Commentary by Terry Anker
The notion of a zombie apocalypse has become common parlance to indicate the end of the world. Dozens of television series, movies, songs and even band names are dedicated to the dystopian notion that the human race will end not with seven horsemen or a nuclear-enabled eastern dictator but, instead, with a virus gone awry.
Generations of us have come of age in a time when disease and contagion rank among our utmost fears. AIDS, Ebola, flesh eating bacteria and Zika are part of our common lexicon – and the vague anxiety-producers in our lives. Are they going to affect us directly? If we care for ourselves carefully, they probably will not. But, they may change our dating, travel or outdoor habits – for good. We dread that a single, casual social interaction could lead to an irreversible life-changing, or life-ending, instance.
So, we’ve figured out that the world is dangerous.
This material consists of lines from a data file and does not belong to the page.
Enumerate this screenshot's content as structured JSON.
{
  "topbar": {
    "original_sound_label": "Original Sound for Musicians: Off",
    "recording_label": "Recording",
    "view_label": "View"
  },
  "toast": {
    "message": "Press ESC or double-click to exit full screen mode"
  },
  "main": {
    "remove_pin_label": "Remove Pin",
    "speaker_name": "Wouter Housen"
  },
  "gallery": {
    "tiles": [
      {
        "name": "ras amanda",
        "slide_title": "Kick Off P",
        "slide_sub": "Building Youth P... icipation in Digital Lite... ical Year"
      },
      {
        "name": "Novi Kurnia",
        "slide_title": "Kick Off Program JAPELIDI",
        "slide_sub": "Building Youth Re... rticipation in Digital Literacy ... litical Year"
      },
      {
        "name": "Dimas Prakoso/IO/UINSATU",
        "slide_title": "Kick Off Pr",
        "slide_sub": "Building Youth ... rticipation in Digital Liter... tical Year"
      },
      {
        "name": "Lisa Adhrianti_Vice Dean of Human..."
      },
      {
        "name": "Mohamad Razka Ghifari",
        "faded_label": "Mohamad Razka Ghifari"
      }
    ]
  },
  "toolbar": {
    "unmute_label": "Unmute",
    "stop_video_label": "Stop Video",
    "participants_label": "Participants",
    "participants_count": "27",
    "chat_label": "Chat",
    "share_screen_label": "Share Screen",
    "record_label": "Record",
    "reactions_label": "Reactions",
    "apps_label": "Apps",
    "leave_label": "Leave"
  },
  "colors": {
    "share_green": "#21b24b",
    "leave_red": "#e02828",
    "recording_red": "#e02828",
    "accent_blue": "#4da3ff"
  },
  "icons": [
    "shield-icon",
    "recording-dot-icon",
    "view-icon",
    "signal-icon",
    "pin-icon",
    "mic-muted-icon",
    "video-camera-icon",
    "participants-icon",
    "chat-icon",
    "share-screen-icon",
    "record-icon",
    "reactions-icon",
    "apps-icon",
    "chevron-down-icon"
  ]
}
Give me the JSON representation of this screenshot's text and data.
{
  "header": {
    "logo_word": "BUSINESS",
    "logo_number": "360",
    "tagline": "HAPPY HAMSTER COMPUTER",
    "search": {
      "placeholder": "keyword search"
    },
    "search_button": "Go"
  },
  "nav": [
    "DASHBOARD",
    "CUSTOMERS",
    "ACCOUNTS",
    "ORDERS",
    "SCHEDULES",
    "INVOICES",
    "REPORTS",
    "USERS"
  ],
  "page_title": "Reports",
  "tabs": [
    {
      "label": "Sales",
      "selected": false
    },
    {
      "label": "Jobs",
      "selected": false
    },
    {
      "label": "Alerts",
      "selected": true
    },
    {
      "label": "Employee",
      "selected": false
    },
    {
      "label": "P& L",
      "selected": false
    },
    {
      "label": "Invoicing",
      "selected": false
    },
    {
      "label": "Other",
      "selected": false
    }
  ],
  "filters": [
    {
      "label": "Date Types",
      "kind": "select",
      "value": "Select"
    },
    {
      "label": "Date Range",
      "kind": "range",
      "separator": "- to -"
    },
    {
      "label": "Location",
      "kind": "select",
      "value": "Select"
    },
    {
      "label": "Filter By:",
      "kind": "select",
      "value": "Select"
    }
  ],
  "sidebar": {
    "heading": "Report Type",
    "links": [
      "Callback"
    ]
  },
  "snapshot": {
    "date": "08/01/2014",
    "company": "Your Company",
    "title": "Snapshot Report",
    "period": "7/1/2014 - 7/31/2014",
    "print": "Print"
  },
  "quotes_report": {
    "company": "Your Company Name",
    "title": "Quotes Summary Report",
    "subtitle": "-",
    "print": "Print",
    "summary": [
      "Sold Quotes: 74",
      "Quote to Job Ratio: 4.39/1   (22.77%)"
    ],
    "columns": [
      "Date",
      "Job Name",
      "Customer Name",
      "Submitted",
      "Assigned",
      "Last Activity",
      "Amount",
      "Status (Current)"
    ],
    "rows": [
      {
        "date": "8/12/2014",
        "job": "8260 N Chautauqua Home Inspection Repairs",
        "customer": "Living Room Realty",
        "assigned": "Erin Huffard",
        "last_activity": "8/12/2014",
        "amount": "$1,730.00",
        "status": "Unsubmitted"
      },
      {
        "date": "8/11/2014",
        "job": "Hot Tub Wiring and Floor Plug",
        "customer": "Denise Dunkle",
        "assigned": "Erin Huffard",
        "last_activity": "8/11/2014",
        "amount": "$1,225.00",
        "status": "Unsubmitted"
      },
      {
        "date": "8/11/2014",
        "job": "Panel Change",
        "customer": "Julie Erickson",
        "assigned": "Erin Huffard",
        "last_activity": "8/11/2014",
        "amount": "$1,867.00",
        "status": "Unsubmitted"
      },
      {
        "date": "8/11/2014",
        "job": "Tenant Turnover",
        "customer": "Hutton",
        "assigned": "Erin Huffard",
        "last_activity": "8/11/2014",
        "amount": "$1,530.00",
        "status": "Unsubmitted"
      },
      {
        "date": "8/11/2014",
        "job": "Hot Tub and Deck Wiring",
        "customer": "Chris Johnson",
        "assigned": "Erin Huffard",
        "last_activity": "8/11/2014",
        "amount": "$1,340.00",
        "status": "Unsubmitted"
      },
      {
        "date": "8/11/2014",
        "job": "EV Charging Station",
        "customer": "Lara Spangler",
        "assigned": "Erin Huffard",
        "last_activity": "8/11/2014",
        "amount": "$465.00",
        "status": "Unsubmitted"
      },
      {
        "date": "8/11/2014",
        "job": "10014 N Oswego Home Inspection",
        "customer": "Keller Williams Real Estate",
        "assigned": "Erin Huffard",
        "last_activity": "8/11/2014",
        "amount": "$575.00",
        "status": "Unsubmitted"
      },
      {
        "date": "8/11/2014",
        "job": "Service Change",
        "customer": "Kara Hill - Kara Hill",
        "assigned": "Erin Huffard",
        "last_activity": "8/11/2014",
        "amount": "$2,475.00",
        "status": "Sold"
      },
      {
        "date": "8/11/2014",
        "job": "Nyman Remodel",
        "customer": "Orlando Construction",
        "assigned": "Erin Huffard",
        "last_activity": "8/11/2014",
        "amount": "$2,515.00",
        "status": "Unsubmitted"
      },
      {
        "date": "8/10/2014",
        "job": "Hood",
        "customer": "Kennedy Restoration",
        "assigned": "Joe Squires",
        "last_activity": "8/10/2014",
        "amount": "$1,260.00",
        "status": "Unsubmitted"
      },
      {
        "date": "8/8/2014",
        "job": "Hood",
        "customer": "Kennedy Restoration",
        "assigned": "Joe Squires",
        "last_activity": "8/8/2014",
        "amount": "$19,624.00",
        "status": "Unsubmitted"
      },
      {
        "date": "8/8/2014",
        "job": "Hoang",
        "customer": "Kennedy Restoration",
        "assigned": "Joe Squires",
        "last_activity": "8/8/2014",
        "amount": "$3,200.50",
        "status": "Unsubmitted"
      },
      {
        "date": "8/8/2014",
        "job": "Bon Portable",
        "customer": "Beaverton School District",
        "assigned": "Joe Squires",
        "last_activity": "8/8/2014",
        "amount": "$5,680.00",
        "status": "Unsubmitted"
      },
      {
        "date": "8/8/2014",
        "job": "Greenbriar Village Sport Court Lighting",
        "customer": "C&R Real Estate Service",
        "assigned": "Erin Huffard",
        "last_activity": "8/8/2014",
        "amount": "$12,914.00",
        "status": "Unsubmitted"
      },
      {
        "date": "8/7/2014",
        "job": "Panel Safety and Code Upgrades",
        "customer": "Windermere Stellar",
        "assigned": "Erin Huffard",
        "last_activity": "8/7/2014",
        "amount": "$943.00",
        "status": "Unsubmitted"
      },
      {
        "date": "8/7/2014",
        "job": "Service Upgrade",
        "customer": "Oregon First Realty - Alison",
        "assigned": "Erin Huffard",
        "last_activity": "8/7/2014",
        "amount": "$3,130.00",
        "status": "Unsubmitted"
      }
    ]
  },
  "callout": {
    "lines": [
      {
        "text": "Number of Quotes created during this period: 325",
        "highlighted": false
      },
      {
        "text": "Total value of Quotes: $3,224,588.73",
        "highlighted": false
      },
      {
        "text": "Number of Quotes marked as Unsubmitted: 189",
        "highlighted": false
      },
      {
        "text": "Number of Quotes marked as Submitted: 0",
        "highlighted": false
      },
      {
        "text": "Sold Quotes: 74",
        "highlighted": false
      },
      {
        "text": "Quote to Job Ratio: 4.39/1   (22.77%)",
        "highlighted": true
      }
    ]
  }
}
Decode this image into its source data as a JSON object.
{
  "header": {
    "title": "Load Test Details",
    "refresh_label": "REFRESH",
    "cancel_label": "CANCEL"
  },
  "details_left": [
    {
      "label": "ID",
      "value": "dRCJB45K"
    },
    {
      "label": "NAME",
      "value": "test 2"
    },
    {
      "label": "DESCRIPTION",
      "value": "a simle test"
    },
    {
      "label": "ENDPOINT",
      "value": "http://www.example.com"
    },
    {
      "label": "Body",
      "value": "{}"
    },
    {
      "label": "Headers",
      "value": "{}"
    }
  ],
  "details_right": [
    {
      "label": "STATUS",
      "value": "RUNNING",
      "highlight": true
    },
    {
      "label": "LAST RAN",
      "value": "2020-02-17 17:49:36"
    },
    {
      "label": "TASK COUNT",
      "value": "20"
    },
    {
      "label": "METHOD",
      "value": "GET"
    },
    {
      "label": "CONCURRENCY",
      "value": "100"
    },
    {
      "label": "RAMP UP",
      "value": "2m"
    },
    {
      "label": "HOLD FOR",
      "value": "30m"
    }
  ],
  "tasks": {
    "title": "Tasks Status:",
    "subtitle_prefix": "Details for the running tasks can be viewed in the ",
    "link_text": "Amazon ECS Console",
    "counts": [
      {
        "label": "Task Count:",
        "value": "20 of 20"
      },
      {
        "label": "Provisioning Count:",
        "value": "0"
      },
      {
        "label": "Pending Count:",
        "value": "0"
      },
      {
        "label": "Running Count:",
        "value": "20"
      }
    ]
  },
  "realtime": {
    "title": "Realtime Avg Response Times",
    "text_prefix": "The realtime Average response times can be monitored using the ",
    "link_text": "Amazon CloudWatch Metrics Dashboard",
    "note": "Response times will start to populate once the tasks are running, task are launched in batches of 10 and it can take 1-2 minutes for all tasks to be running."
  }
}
But didn’t we know this when Og first bumped into a saber-toothed tiger and didn’t make it back to the cave? Most humans understand that a bit of caution can lead to an extended lifespan. So, we have come to hide out in the cave. Our social interactions move in bits and bytes through smartphones and social networks. We meet in cyber chat rooms and travel through virtual reality tanning beds. Yet, are there zombies lurking on Facebook? Do the brain-eaters lie in wait behind a silly, cat-themed meme? Can they grab us with a clever or salacious headlines, infect our minds with hate and cause us to do the same to others? If, as some argue, there is a disease affecting our society – one that makes us blind to the perspectives and beliefs of others – is there any hope for inoculation?